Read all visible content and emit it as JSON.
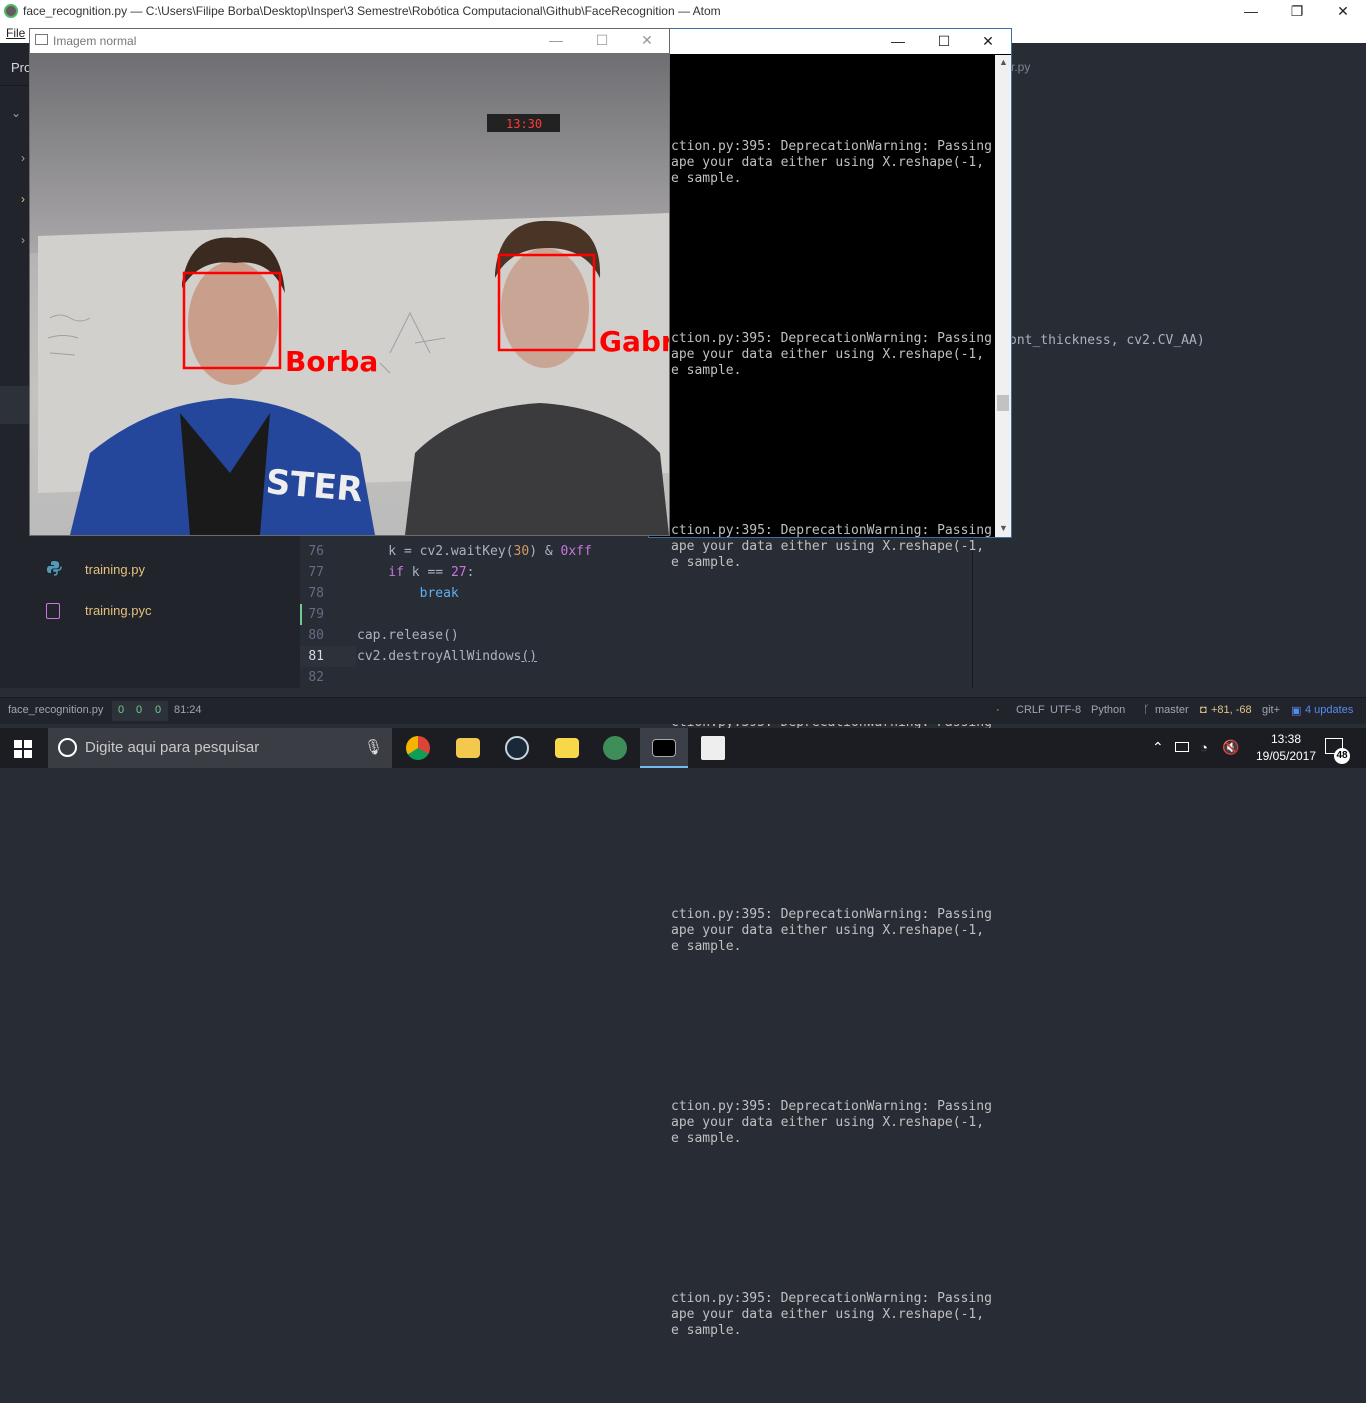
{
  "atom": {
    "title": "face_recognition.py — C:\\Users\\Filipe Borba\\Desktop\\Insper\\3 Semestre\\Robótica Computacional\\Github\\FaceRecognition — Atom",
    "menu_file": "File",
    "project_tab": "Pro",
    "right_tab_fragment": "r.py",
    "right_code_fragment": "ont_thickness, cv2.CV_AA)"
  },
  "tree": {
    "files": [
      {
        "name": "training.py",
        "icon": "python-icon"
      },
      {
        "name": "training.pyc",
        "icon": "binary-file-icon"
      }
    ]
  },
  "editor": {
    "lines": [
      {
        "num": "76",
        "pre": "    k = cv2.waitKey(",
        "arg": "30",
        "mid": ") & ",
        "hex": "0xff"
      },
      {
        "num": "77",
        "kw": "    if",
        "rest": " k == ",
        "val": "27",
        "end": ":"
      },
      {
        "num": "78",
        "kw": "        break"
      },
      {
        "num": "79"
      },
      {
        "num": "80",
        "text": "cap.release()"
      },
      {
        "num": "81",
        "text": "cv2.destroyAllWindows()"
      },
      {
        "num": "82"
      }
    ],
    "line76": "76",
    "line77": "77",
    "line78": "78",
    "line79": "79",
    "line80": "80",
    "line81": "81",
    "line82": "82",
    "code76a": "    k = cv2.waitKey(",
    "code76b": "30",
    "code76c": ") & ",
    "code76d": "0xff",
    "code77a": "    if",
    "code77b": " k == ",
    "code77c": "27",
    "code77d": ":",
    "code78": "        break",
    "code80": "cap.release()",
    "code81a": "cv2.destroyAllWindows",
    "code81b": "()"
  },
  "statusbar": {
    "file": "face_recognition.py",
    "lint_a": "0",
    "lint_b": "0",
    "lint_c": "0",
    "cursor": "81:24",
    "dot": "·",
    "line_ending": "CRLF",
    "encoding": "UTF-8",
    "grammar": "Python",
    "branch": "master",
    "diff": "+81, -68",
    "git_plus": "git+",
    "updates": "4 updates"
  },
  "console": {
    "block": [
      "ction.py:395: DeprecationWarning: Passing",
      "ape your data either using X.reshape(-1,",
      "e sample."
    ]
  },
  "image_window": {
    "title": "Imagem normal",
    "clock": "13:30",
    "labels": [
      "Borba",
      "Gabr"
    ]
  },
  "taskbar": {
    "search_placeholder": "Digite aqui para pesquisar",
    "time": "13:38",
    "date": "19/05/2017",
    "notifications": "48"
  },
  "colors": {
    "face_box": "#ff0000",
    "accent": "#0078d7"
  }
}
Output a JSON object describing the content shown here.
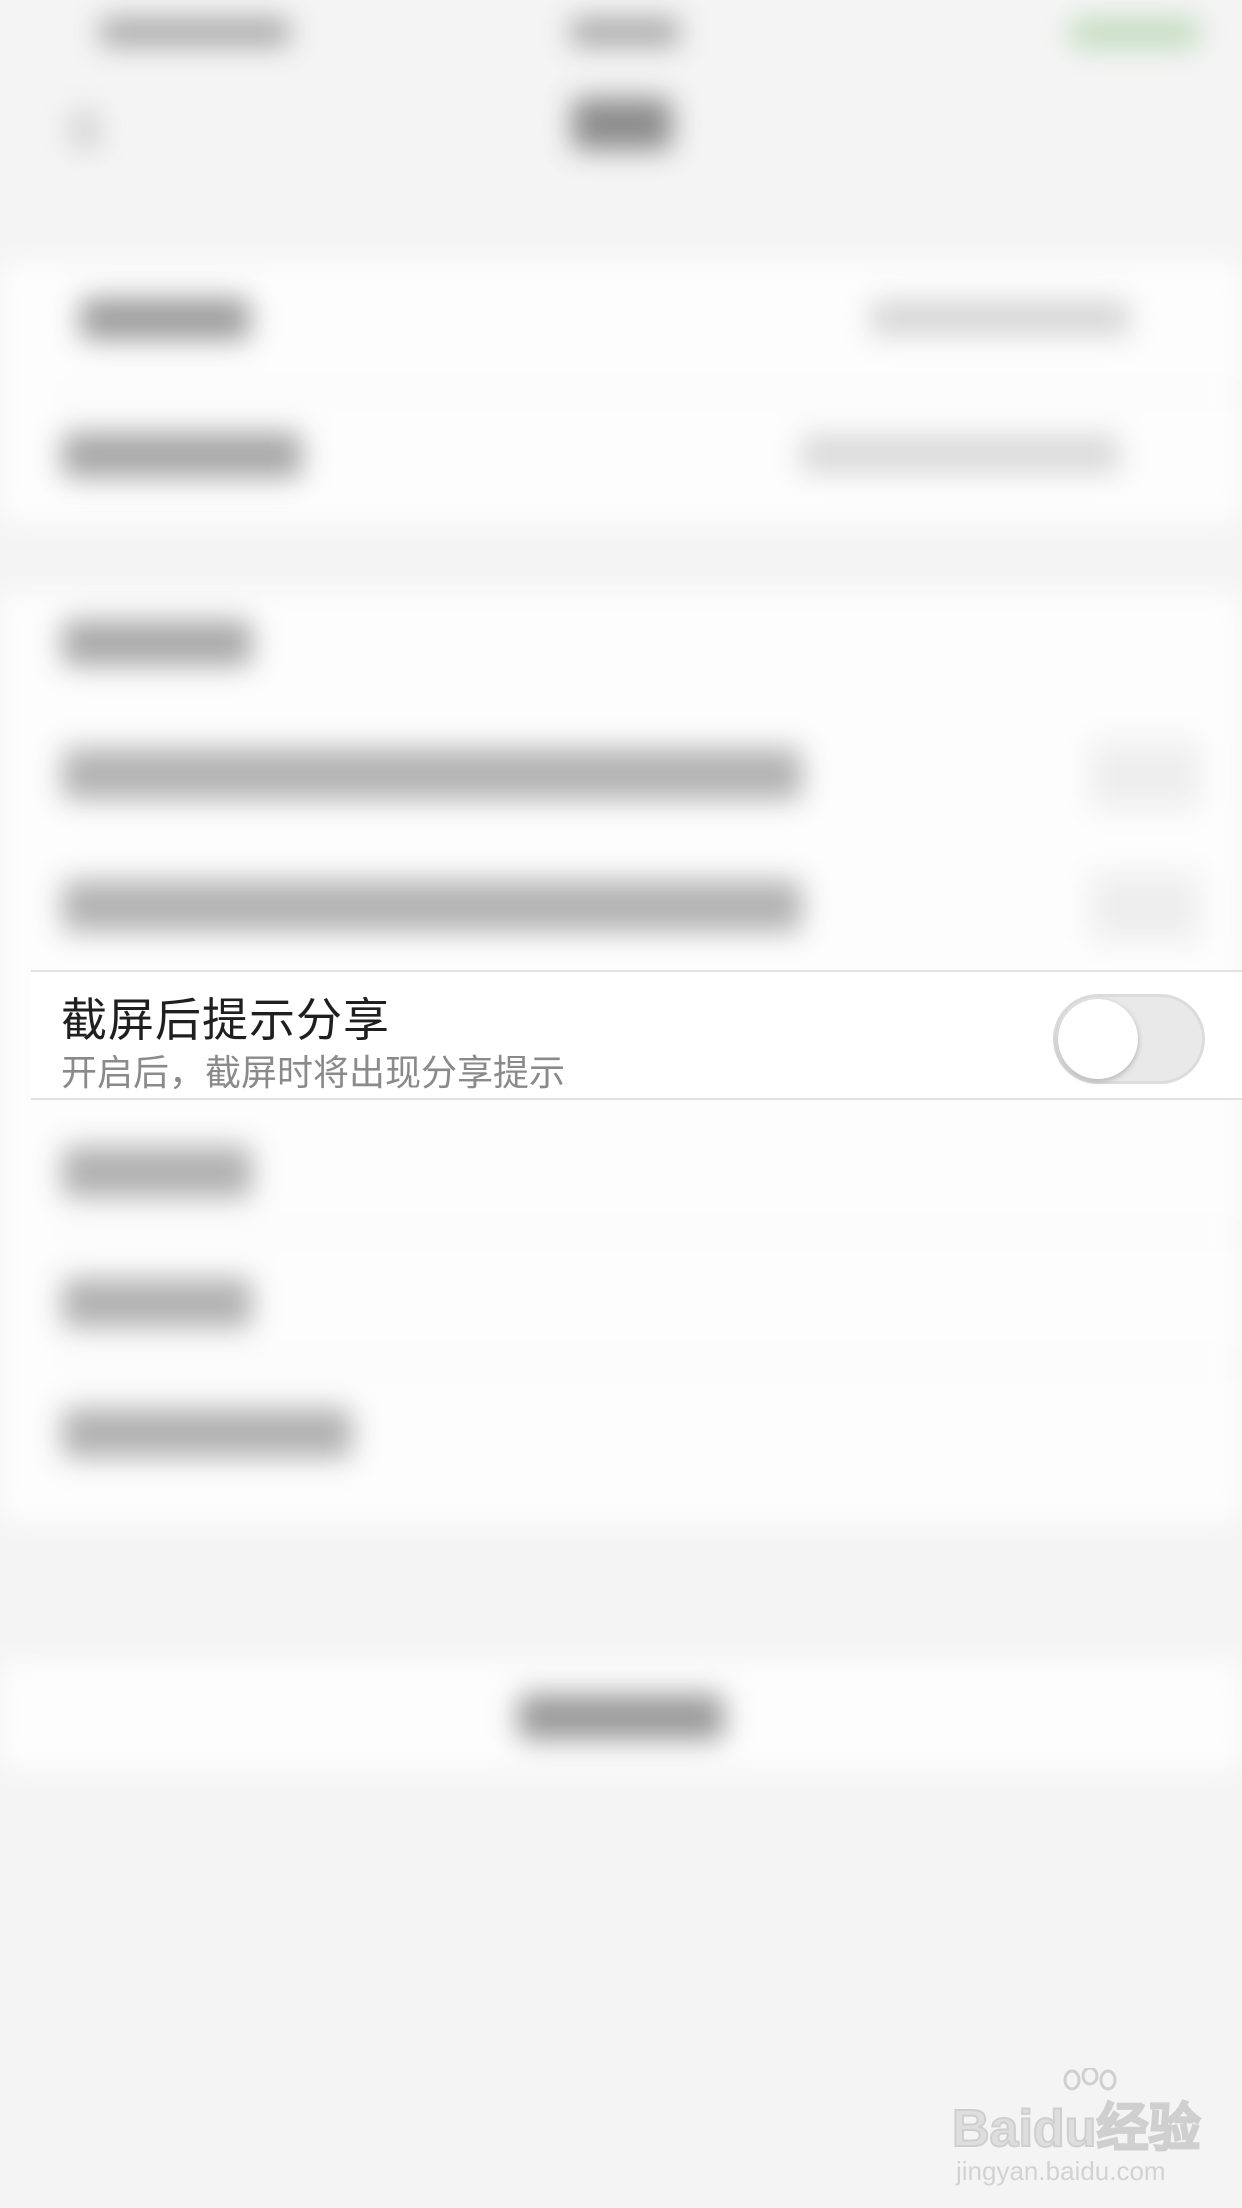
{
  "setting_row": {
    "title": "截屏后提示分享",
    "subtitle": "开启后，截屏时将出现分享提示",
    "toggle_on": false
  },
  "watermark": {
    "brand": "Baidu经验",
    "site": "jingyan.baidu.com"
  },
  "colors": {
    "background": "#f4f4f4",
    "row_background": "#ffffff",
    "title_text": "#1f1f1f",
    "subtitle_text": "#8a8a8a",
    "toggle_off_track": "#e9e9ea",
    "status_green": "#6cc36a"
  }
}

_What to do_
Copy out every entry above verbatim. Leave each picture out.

_Exercise solution_
Read all visible content and emit it as JSON.
{
  "atom": {
    "title": "face_recognition.py — C:\\Users\\Filipe Borba\\Desktop\\Insper\\3 Semestre\\Robótica Computacional\\Github\\FaceRecognition — Atom",
    "menu_file": "File",
    "project_tab": "Pro",
    "right_tab_fragment": "r.py",
    "right_code_fragment": "ont_thickness, cv2.CV_AA)"
  },
  "tree": {
    "files": [
      {
        "name": "training.py",
        "icon": "python-icon"
      },
      {
        "name": "training.pyc",
        "icon": "binary-file-icon"
      }
    ]
  },
  "editor": {
    "lines": [
      {
        "num": "76",
        "pre": "    k = cv2.waitKey(",
        "arg": "30",
        "mid": ") & ",
        "hex": "0xff"
      },
      {
        "num": "77",
        "kw": "    if",
        "rest": " k == ",
        "val": "27",
        "end": ":"
      },
      {
        "num": "78",
        "kw": "        break"
      },
      {
        "num": "79"
      },
      {
        "num": "80",
        "text": "cap.release()"
      },
      {
        "num": "81",
        "text": "cv2.destroyAllWindows()"
      },
      {
        "num": "82"
      }
    ],
    "line76": "76",
    "line77": "77",
    "line78": "78",
    "line79": "79",
    "line80": "80",
    "line81": "81",
    "line82": "82",
    "code76a": "    k = cv2.waitKey(",
    "code76b": "30",
    "code76c": ") & ",
    "code76d": "0xff",
    "code77a": "    if",
    "code77b": " k == ",
    "code77c": "27",
    "code77d": ":",
    "code78": "        break",
    "code80": "cap.release()",
    "code81a": "cv2.destroyAllWindows",
    "code81b": "()"
  },
  "statusbar": {
    "file": "face_recognition.py",
    "lint_a": "0",
    "lint_b": "0",
    "lint_c": "0",
    "cursor": "81:24",
    "dot": "·",
    "line_ending": "CRLF",
    "encoding": "UTF-8",
    "grammar": "Python",
    "branch": "master",
    "diff": "+81, -68",
    "git_plus": "git+",
    "updates": "4 updates"
  },
  "console": {
    "block": [
      "ction.py:395: DeprecationWarning: Passing",
      "ape your data either using X.reshape(-1,",
      "e sample."
    ]
  },
  "image_window": {
    "title": "Imagem normal",
    "clock": "13:30",
    "labels": [
      "Borba",
      "Gabr"
    ]
  },
  "taskbar": {
    "search_placeholder": "Digite aqui para pesquisar",
    "time": "13:38",
    "date": "19/05/2017",
    "notifications": "48"
  },
  "colors": {
    "face_box": "#ff0000",
    "accent": "#0078d7"
  }
}
Output a JSON object describing the content shown here.
{
  "setting_row": {
    "title": "截屏后提示分享",
    "subtitle": "开启后，截屏时将出现分享提示",
    "toggle_on": false
  },
  "watermark": {
    "brand": "Baidu经验",
    "site": "jingyan.baidu.com"
  },
  "colors": {
    "background": "#f4f4f4",
    "row_background": "#ffffff",
    "title_text": "#1f1f1f",
    "subtitle_text": "#8a8a8a",
    "toggle_off_track": "#e9e9ea",
    "status_green": "#6cc36a"
  }
}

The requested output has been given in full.